EXERCISE AIM: The answer is every line in the data below that contains the word "preview".

*** Begin section ***

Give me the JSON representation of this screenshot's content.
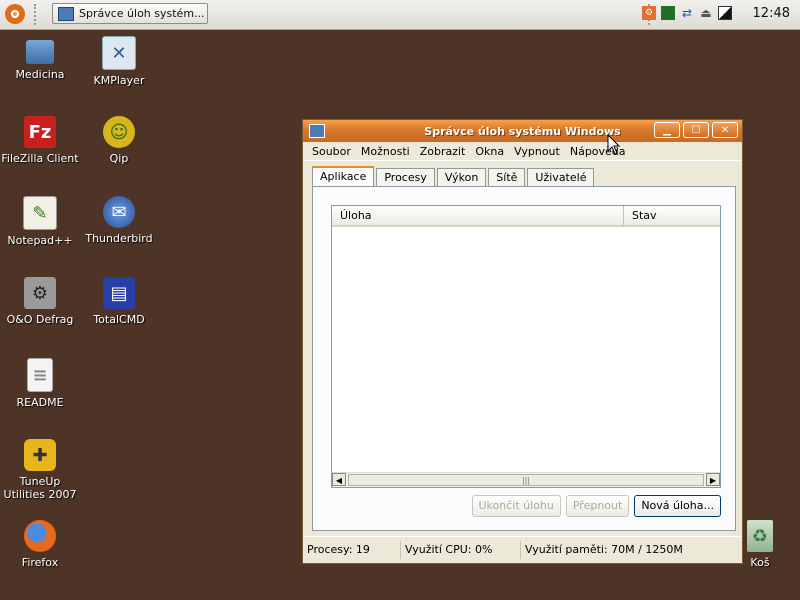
{
  "panel": {
    "task_label": "Správce úloh systém...",
    "clock": "12:48"
  },
  "desktop_icons": [
    {
      "label": "Medicina",
      "icon": "folder-icon"
    },
    {
      "label": "KMPlayer",
      "icon": "kmplayer-icon"
    },
    {
      "label": "FileZilla Client",
      "icon": "filezilla-icon"
    },
    {
      "label": "Qip",
      "icon": "qip-icon"
    },
    {
      "label": "Notepad++",
      "icon": "notepad-icon"
    },
    {
      "label": "Thunderbird",
      "icon": "thunderbird-icon"
    },
    {
      "label": "O&O Defrag",
      "icon": "defrag-icon"
    },
    {
      "label": "TotalCMD",
      "icon": "floppy-icon"
    },
    {
      "label": "README",
      "icon": "document-icon"
    },
    {
      "label": "TuneUp Utilities 2007",
      "icon": "tuneup-icon"
    },
    {
      "label": "Firefox",
      "icon": "firefox-icon"
    },
    {
      "label": "Koš",
      "icon": "trash-icon"
    }
  ],
  "window": {
    "title": "Správce úloh systému Windows",
    "menu": [
      "Soubor",
      "Možnosti",
      "Zobrazit",
      "Okna",
      "Vypnout",
      "Nápověda"
    ],
    "tabs": [
      "Aplikace",
      "Procesy",
      "Výkon",
      "Sítě",
      "Uživatelé"
    ],
    "columns": [
      "Úloha",
      "Stav"
    ],
    "buttons": {
      "end_task": "Ukončit úlohu",
      "switch_to": "Přepnout",
      "new_task": "Nová úloha..."
    },
    "status": {
      "processes": "Procesy: 19",
      "cpu": "Využití CPU: 0%",
      "memory": "Využití paměti: 70M / 1250M"
    }
  }
}
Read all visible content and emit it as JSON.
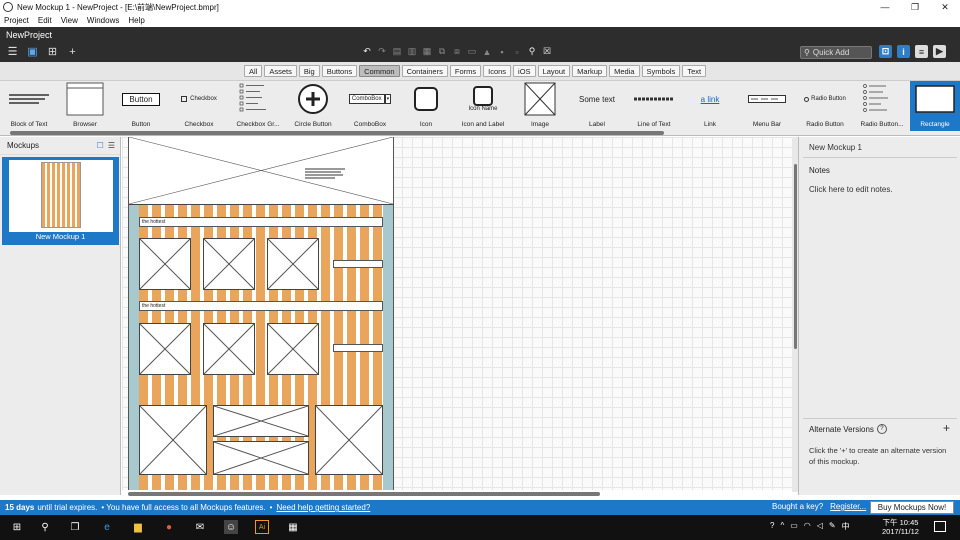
{
  "titlebar": {
    "title": "New Mockup 1 - NewProject - [E:\\前端\\NewProject.bmpr]",
    "minimize": "—",
    "maximize": "❐",
    "close": "✕"
  },
  "menu": {
    "items": [
      "Project",
      "Edit",
      "View",
      "Windows",
      "Help"
    ]
  },
  "project": {
    "name": "NewProject"
  },
  "toolbar": {
    "quick_add_placeholder": "Quick Add"
  },
  "filters": {
    "tabs": [
      "All",
      "Assets",
      "Big",
      "Buttons",
      "Common",
      "Containers",
      "Forms",
      "Icons",
      "iOS",
      "Layout",
      "Markup",
      "Media",
      "Symbols",
      "Text"
    ],
    "active": "Common"
  },
  "library": {
    "items": [
      {
        "label": "Block of Text"
      },
      {
        "label": "Browser"
      },
      {
        "label": "Button",
        "preview": "Button"
      },
      {
        "label": "Checkbox",
        "preview": "Checkbox"
      },
      {
        "label": "Checkbox Gr..."
      },
      {
        "label": "Circle Button"
      },
      {
        "label": "ComboBox",
        "preview": "ComboBox"
      },
      {
        "label": "Icon"
      },
      {
        "label": "Icon and Label",
        "preview": "Icon Name"
      },
      {
        "label": "Image"
      },
      {
        "label": "Label",
        "preview": "Some text"
      },
      {
        "label": "Line of Text"
      },
      {
        "label": "Link",
        "preview": "a link"
      },
      {
        "label": "Menu Bar"
      },
      {
        "label": "Radio Button",
        "preview": "Radio Button"
      },
      {
        "label": "Radio Button..."
      },
      {
        "label": "Rectangle"
      }
    ],
    "selected": "Rectangle"
  },
  "mockups_panel": {
    "title": "Mockups",
    "items": [
      {
        "name": "New Mockup 1",
        "selected": true
      }
    ]
  },
  "mockup": {
    "section_labels": [
      "the hottest",
      "the hottest"
    ],
    "stripe_color": "#e9a55c"
  },
  "properties": {
    "mockup_name": "New Mockup 1",
    "notes_title": "Notes",
    "notes_hint": "Click here to edit notes.",
    "alt_title": "Alternate Versions",
    "alt_hint": "Click the '+' to create an alternate version of this mockup."
  },
  "trial": {
    "days": "15 days",
    "msg1": "until trial expires.",
    "msg2": "• You have full access to all Mockups features.",
    "link": "Need help getting started?",
    "buy_key_text": "Bought a key?",
    "register": "Register...",
    "buy_button": "Buy Mockups Now!"
  },
  "taskbar": {
    "time": "10:45",
    "ampm": "下午",
    "date": "2017/11/12",
    "lang": "中"
  },
  "colors": {
    "accent": "#1e78c8",
    "dark": "#2d2d2d",
    "stripe": "#e9a55c"
  }
}
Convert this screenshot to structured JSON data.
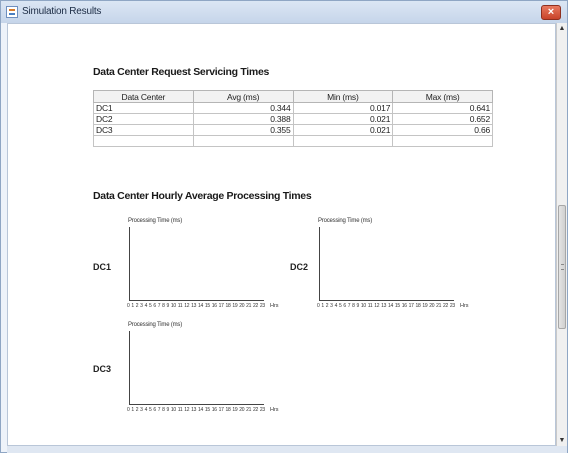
{
  "window": {
    "title": "Simulation Results",
    "close_glyph": "×",
    "icon": "app-document-icon"
  },
  "scrollbar": {
    "up_glyph": "▲",
    "down_glyph": "▼"
  },
  "request_section": {
    "heading": "Data Center Request Servicing Times",
    "columns": [
      "Data Center",
      "Avg (ms)",
      "Min (ms)",
      "Max (ms)"
    ],
    "rows": [
      {
        "name": "DC1",
        "avg": "0.344",
        "min": "0.017",
        "max": "0.641"
      },
      {
        "name": "DC2",
        "avg": "0.388",
        "min": "0.021",
        "max": "0.652"
      },
      {
        "name": "DC3",
        "avg": "0.355",
        "min": "0.021",
        "max": "0.66"
      }
    ]
  },
  "processing_section": {
    "heading": "Data Center Hourly Average Processing Times",
    "y_caption": "Processing Time (ms)",
    "x_unit": "Hrs",
    "hours": [
      "0",
      "1",
      "2",
      "3",
      "4",
      "5",
      "6",
      "7",
      "8",
      "9",
      "10",
      "11",
      "12",
      "13",
      "14",
      "15",
      "16",
      "17",
      "18",
      "19",
      "20",
      "21",
      "22",
      "23"
    ],
    "charts": [
      {
        "label": "DC1"
      },
      {
        "label": "DC2"
      },
      {
        "label": "DC3"
      }
    ]
  }
}
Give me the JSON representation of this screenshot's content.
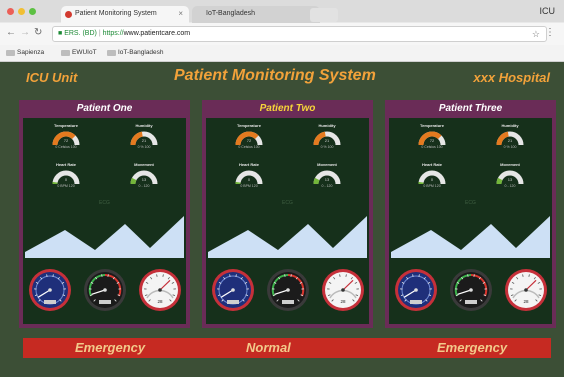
{
  "browser": {
    "tabs": [
      {
        "label": "Patient Monitoring System",
        "active": true
      },
      {
        "label": "IoT-Bangladesh",
        "active": false
      }
    ],
    "corner_label": "ICU",
    "back_icon": "arrow-left-icon",
    "forward_icon": "arrow-right-icon",
    "reload_icon": "reload-icon",
    "address": {
      "secure_label": "ERS. (BD)",
      "separator": "|",
      "protocol": "https://",
      "host": "www.patientcare.com"
    },
    "bookmarks": [
      "Sapienza",
      "EWUIoT",
      "IoT-Bangladesh"
    ]
  },
  "app": {
    "left_title": "ICU Unit",
    "center_title": "Patient Monitoring System",
    "right_title": "xxx Hospital",
    "colors": {
      "background": "#3c4f36",
      "header_text": "#f2a23a",
      "panel": "#6a2c57",
      "panel_inner": "#16301b",
      "status_bar": "#c62a22",
      "gauge_orange": "#e47a1f",
      "gauge_green": "#73b63a",
      "waveform": "#cde0f5"
    },
    "gauge_labels": {
      "temperature": "Temperature",
      "humidity": "Humidity",
      "heart_rate": "Heart Rate",
      "movement": "Movement"
    },
    "gauge_scales": {
      "temperature": "0  Celsius  100",
      "humidity": "0   %   100",
      "heart_rate": "0  BPM  120",
      "movement": "0    -    120"
    },
    "ecg_label": "ECG",
    "patients": [
      {
        "name": "Patient One",
        "highlighted": false,
        "temperature": "72",
        "humidity": "21",
        "heart_rate": "0",
        "movement": "13",
        "readout_level": 0.67,
        "readout_value": "28"
      },
      {
        "name": "Patient Two",
        "highlighted": true,
        "temperature": "72",
        "humidity": "21",
        "heart_rate": "0",
        "movement": "13",
        "readout_level": 0.67,
        "readout_value": "28"
      },
      {
        "name": "Patient Three",
        "highlighted": false,
        "temperature": "72",
        "humidity": "21",
        "heart_rate": "0",
        "movement": "13",
        "readout_level": 0.67,
        "readout_value": "28"
      }
    ],
    "status": [
      "Emergency",
      "Normal",
      "Emergency"
    ]
  }
}
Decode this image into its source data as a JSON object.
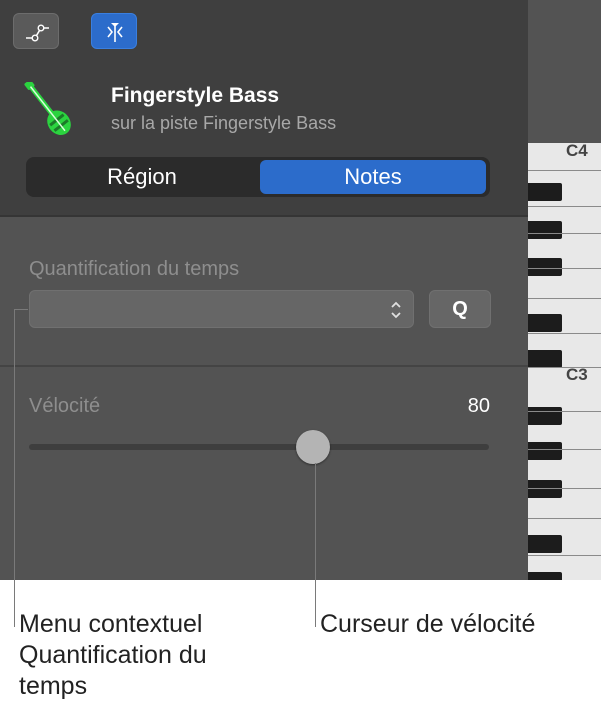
{
  "toolbar": {
    "automation_icon": "automation-curve-icon",
    "editor_icon": "catch-playhead-icon"
  },
  "track": {
    "icon": "bass-guitar-icon",
    "icon_color": "#2bd33f",
    "name": "Fingerstyle Bass",
    "subtitle": "sur la piste Fingerstyle Bass"
  },
  "tabs": [
    {
      "label": "Région",
      "selected": false
    },
    {
      "label": "Notes",
      "selected": true
    }
  ],
  "quantize": {
    "label": "Quantification du temps",
    "value": "",
    "button_label": "Q"
  },
  "velocity": {
    "label": "Vélocité",
    "value": "80",
    "fraction": 0.617
  },
  "piano": {
    "labels": [
      "C4",
      "C3"
    ]
  },
  "captions": {
    "quantize_menu": "Menu contextuel Quantification du temps",
    "velocity_slider": "Curseur de vélocité"
  },
  "colors": {
    "accent": "#2c6ccb",
    "panel": "#535353",
    "header": "#3f3f3f"
  }
}
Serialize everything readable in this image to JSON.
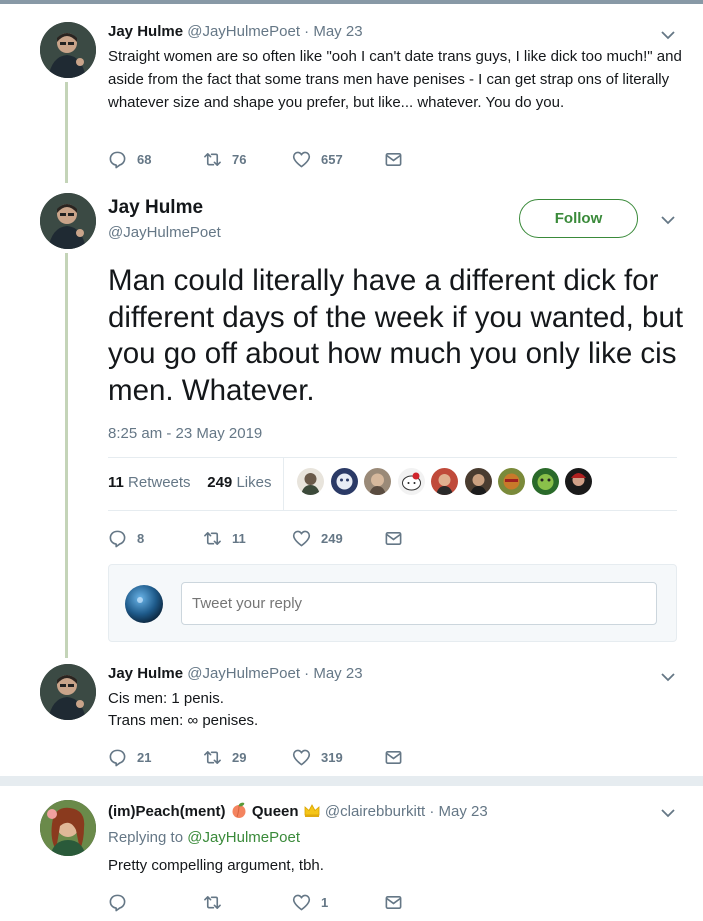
{
  "tweet1": {
    "name": "Jay Hulme",
    "handle": "@JayHulmePoet",
    "date": "May 23",
    "text": "Straight women are so often like \"ooh I can't date trans guys, I like dick too much!\" and aside from the fact that some trans men have penises - I can get strap ons of literally whatever size and shape you prefer, but like... whatever. You do you.",
    "replies": "68",
    "retweets": "76",
    "likes": "657"
  },
  "main_tweet": {
    "name": "Jay Hulme",
    "handle": "@JayHulmePoet",
    "follow_label": "Follow",
    "text": "Man could literally have a different dick for different days of the week if you wanted, but you go off about how much you only like cis men. Whatever.",
    "timestamp": "8:25 am - 23 May 2019",
    "retweet_count": "11",
    "retweet_label": "Retweets",
    "like_count": "249",
    "like_label": "Likes",
    "replies": "8",
    "retweets": "11",
    "likes": "249",
    "reply_placeholder": "Tweet your reply"
  },
  "tweet3": {
    "name": "Jay Hulme",
    "handle": "@JayHulmePoet",
    "date": "May 23",
    "line1": "Cis men: 1 penis.",
    "line2": "Trans men: ∞ penises.",
    "replies": "21",
    "retweets": "29",
    "likes": "319"
  },
  "tweet4": {
    "name": "(im)Peach(ment)",
    "name_suffix": "Queen",
    "handle": "@clairebburkitt",
    "date": "May 23",
    "replying_label": "Replying to",
    "replying_to": "@JayHulmePoet",
    "text": "Pretty compelling argument, tbh.",
    "replies": "",
    "retweets": "",
    "likes": "1"
  },
  "separator_dot": "·",
  "colors": {
    "accent": "#3a8a3a",
    "muted": "#657786",
    "thread_line": "#c4d4b8"
  },
  "icons": [
    "reply-icon",
    "retweet-icon",
    "like-icon",
    "dm-icon",
    "chevron-down-icon",
    "peach-emoji-icon",
    "crown-emoji-icon"
  ]
}
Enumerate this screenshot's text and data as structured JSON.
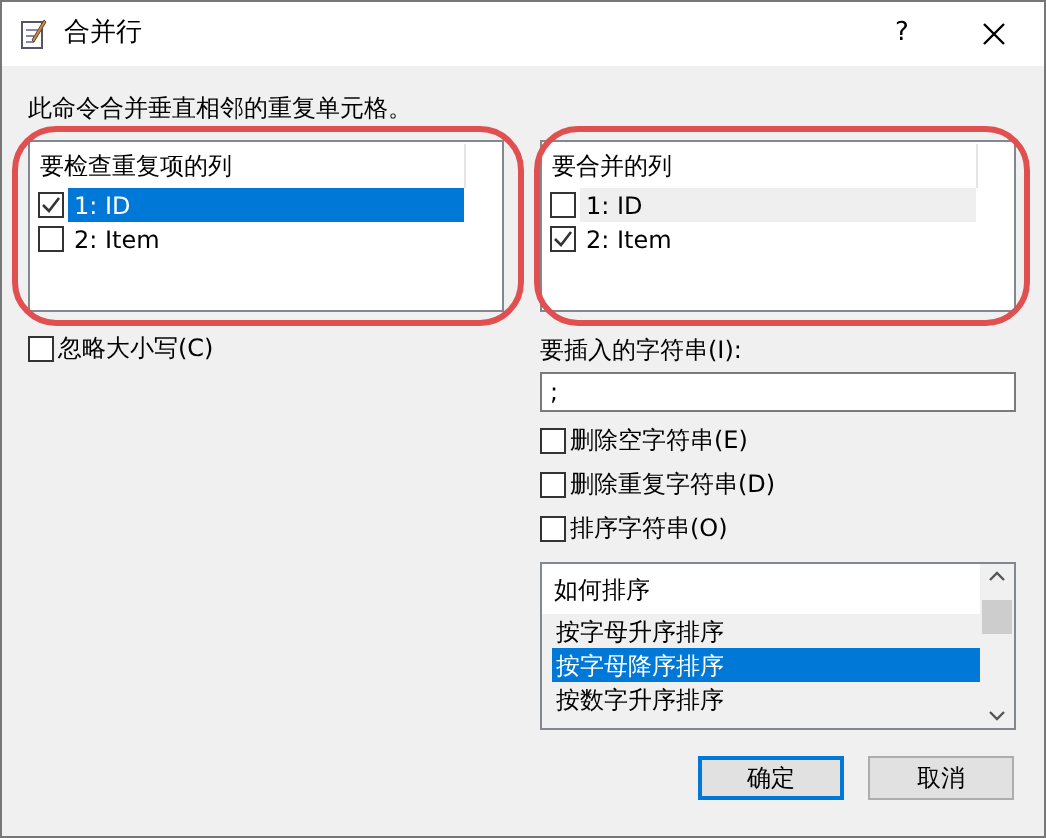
{
  "window": {
    "title": "合并行",
    "help": "?"
  },
  "description": "此命令合并垂直相邻的重复单元格。",
  "lists": [
    {
      "header": "要检查重复项的列",
      "focused": true,
      "items": [
        {
          "label": "1: ID",
          "checked": true,
          "selected": true
        },
        {
          "label": "2: Item",
          "checked": false,
          "selected": false
        }
      ]
    },
    {
      "header": "要合并的列",
      "focused": false,
      "items": [
        {
          "label": "1: ID",
          "checked": false,
          "selected": true
        },
        {
          "label": "2: Item",
          "checked": true,
          "selected": false
        }
      ]
    }
  ],
  "ignore_case": {
    "label": "忽略大小写(C)",
    "checked": false
  },
  "insert": {
    "label": "要插入的字符串(I):",
    "value": ";"
  },
  "options": [
    {
      "label": "删除空字符串(E)",
      "checked": false
    },
    {
      "label": "删除重复字符串(D)",
      "checked": false
    },
    {
      "label": "排序字符串(O)",
      "checked": false
    }
  ],
  "sort": {
    "header": "如何排序",
    "items": [
      {
        "label": "按字母升序排序",
        "selected": false
      },
      {
        "label": "按字母降序排序",
        "selected": true
      },
      {
        "label": "按数字升序排序",
        "selected": false
      }
    ]
  },
  "buttons": [
    {
      "label": "确定",
      "default": true
    },
    {
      "label": "取消",
      "default": false
    }
  ]
}
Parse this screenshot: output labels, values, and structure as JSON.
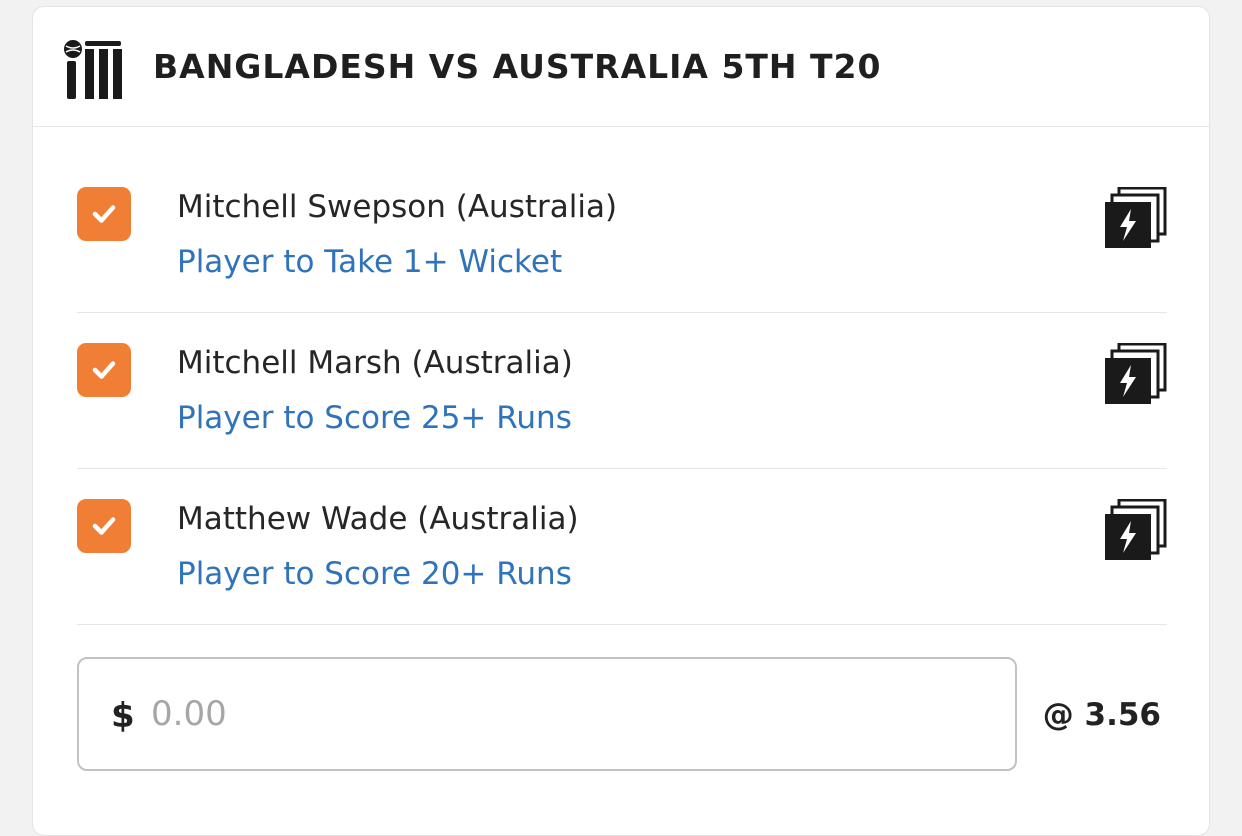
{
  "event": {
    "title": "BANGLADESH VS AUSTRALIA 5TH T20",
    "sport_icon": "cricket-icon"
  },
  "selections": [
    {
      "player": "Mitchell Swepson (Australia)",
      "market": "Player to Take 1+ Wicket",
      "checked": true,
      "icon": "same-game-multi-boost-icon"
    },
    {
      "player": "Mitchell Marsh (Australia)",
      "market": "Player to Score 25+ Runs",
      "checked": true,
      "icon": "same-game-multi-boost-icon"
    },
    {
      "player": "Matthew Wade (Australia)",
      "market": "Player to Score 20+ Runs",
      "checked": true,
      "icon": "same-game-multi-boost-icon"
    }
  ],
  "stake": {
    "currency_symbol": "$",
    "placeholder": "0.00",
    "value": ""
  },
  "odds_label": "@ 3.56",
  "colors": {
    "checkbox": "#f07f35",
    "market_link": "#2f73ba",
    "text": "#262626",
    "border": "#bfc3c8"
  }
}
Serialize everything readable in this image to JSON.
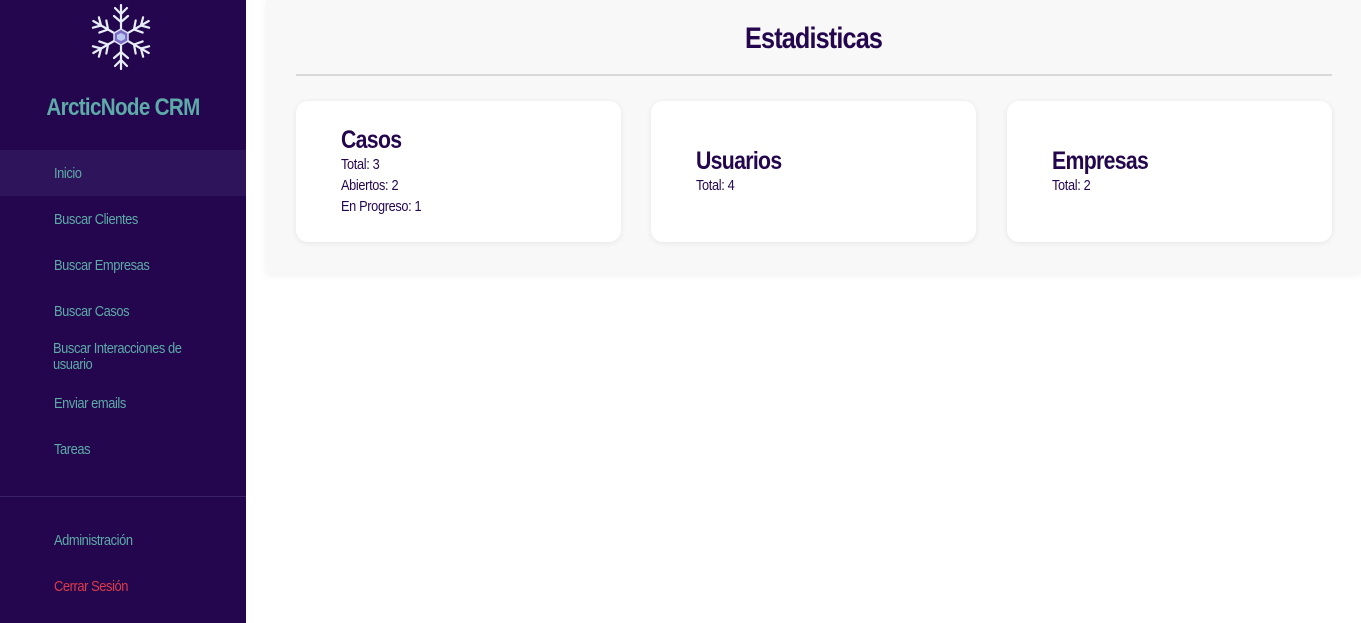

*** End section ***

EXERCISE SOLUTION:
        "preview": "Button"
        "preview": "Checkbox"
        "preview": "ComboBox"
        "preview": "Icon Name"
        "preview": "Some text"
        "preview": "a link"
        "preview": "Radio Button"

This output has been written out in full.